I am about to drop a piece of information that most likely make each and every one of you wince. Consider this your fair warning. I personally was shocked when I realized it, so I can only imagine what your reaction will be. Seriously, take a seat because I am not sure you will be able to handle it otherwise. Ready? Wes Anderson has been making movies for almost 20 years. Boom. Mind blown. It does not seem like that long, does it? But Anderson’s first feature, Bottle Rocket (based on an earlier-made short film) was released in 1996. Crazy. Anderson has been refining his style ever since, most recently in The Grand Budapest Hotel, which sees release this weekend.
The Grand Budapest Hotel stars Ralph Fiennes as Gustave H., the titular building’s concierge. Gustave provides full service (and I do mean “full”) to the hotel’s older female patrons, and when one of these women dies suddenly, Gustave and his lobby boy/protege Zero (Tony Revolori) find themselves wrapped up in a dangerous plot.
The movie has the classic trappings of a Wes Anderson film: the hotel itself is another fantastical location to be explored, much like the Tenenbaum homestead or Steve Zissou’s submarine; the camera moves independently of the characters; and all of the standard players (Bill Murray, Owen Wilson, Jason Schwartzman, etc.) make appearances. However, despite the film’s aesthetics, The Grand Budapest Hotel feels like a departure from Anderson’s usual fare.
One of the factors contributing to this phenomenon is Ralph Fiennes. Fiennes is a great actor, and his performance as Gustave is incredibly strong. But he is not your typical Andersonian protagonist. Gustave projects the air of pretension that often defines Anderson’s characters, but it a clear veneer that Gustave is able to drop at a moment’s notice in favor of brash vulgarity. At these moments Gustave is a very real person, in a way Bill Murray’s Steve Zissou only achieves in his harshest moments in The Life Aquatic With Steve Zissou. Fiennes is a new addition to Anderson’s stable of actors, and he brings his classic British training to the role.

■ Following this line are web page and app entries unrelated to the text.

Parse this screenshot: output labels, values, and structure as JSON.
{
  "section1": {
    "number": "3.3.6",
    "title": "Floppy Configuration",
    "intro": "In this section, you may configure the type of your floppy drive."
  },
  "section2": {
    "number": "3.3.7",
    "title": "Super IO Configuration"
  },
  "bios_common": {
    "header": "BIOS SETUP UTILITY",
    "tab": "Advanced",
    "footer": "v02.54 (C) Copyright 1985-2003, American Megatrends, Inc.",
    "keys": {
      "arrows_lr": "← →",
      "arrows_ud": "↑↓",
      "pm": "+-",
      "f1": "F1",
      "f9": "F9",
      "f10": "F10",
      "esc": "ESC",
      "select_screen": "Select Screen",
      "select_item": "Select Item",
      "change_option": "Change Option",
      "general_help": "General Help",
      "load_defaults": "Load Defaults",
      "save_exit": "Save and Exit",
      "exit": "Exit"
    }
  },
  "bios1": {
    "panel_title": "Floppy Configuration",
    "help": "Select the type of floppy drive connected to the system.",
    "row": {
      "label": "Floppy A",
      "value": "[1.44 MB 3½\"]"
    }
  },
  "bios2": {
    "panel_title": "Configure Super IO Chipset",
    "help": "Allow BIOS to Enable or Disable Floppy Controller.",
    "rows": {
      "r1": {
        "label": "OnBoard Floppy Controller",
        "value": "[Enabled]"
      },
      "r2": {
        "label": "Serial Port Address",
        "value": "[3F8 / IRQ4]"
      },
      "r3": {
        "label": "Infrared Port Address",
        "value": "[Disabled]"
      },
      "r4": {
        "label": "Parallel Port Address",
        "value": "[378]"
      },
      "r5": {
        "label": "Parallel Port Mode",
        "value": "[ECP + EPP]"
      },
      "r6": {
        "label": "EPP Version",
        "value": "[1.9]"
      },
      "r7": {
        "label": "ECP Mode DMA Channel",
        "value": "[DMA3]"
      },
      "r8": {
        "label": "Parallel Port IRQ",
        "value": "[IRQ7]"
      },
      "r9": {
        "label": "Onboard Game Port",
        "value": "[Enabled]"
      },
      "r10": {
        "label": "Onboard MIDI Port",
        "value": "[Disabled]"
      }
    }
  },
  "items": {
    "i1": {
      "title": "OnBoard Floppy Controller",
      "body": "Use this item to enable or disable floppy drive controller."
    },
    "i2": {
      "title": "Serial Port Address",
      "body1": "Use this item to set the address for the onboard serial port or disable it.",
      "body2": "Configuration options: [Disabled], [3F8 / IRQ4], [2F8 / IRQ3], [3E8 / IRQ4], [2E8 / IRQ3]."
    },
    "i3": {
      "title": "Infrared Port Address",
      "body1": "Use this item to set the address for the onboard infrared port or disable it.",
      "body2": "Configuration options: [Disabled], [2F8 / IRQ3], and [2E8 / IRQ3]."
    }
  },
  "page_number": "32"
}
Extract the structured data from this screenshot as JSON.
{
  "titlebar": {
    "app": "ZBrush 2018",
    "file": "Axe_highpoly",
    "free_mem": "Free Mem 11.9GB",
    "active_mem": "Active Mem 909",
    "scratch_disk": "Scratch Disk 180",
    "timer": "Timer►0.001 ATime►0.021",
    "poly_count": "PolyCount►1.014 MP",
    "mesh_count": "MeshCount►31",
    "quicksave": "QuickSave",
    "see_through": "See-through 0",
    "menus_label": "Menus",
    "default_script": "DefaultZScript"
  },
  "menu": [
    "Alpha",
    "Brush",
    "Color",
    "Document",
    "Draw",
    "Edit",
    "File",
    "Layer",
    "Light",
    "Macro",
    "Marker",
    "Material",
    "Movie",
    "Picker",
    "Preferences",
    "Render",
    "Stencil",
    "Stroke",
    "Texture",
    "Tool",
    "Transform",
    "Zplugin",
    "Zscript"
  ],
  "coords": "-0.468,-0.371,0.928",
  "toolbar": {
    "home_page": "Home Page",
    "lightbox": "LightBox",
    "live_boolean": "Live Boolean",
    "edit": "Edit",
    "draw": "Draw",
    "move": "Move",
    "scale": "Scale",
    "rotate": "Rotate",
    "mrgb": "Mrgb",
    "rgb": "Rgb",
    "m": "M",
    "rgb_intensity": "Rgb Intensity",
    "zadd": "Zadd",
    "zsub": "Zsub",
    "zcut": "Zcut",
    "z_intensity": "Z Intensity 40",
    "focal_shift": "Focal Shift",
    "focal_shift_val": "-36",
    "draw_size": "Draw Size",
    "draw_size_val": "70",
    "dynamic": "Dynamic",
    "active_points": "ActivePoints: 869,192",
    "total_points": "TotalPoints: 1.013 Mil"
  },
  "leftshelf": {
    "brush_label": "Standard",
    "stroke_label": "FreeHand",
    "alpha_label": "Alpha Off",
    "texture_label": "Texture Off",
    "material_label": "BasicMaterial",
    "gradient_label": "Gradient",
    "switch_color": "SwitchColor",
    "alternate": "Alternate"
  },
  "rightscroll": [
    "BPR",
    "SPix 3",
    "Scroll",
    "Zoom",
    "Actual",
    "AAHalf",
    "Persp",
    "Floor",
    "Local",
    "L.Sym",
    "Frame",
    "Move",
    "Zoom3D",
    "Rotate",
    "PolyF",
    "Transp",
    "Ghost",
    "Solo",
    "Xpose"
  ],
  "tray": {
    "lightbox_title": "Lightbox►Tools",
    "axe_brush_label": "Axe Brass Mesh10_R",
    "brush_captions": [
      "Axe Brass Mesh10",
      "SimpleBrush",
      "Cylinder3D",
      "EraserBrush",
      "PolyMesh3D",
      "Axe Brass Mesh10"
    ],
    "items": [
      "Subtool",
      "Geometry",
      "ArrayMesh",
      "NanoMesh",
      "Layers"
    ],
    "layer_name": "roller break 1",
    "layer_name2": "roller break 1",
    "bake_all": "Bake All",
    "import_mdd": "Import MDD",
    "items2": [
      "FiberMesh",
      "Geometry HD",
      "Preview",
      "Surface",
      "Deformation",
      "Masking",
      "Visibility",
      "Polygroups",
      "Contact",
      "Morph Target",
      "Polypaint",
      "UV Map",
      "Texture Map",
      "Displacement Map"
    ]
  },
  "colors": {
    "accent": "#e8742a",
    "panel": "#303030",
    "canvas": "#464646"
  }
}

Another of the film’s peculiarities – in comparison to the rest of Anderson’s oeuvre – is the music. Films like The Royal Tenenbaums, The Life Aquatic and Moonrise Kingdom are defined at times by the soundtrack. The Grand Budapest Hotel, however, perhaps because of its period-ness, relies solely on original compositions from Alexandre Desplat.
Neither of these curiosities are unintentional; Anderson meticulously curates his music choices, and while Fiennes perfectly realizes the cracks in Gustave’s facade, they are conceived by Anderson’s script. While Anderson’s visual style may not change drastically, it is heartening to see that a successful director (who has his fair share of supporters and detractors) is willing to stretch in subtle ways. That says a lot about a man who is as intensely invested in every detail of his art as Anderson is. The Grand Budapest Hotel may not be as good as 2012’s Moonrise Kingdom, but it is an essential entry in Anderson’s canon; it is proof of a filmmaker who does not plan on settling in any time soon, even after 20 years in the game.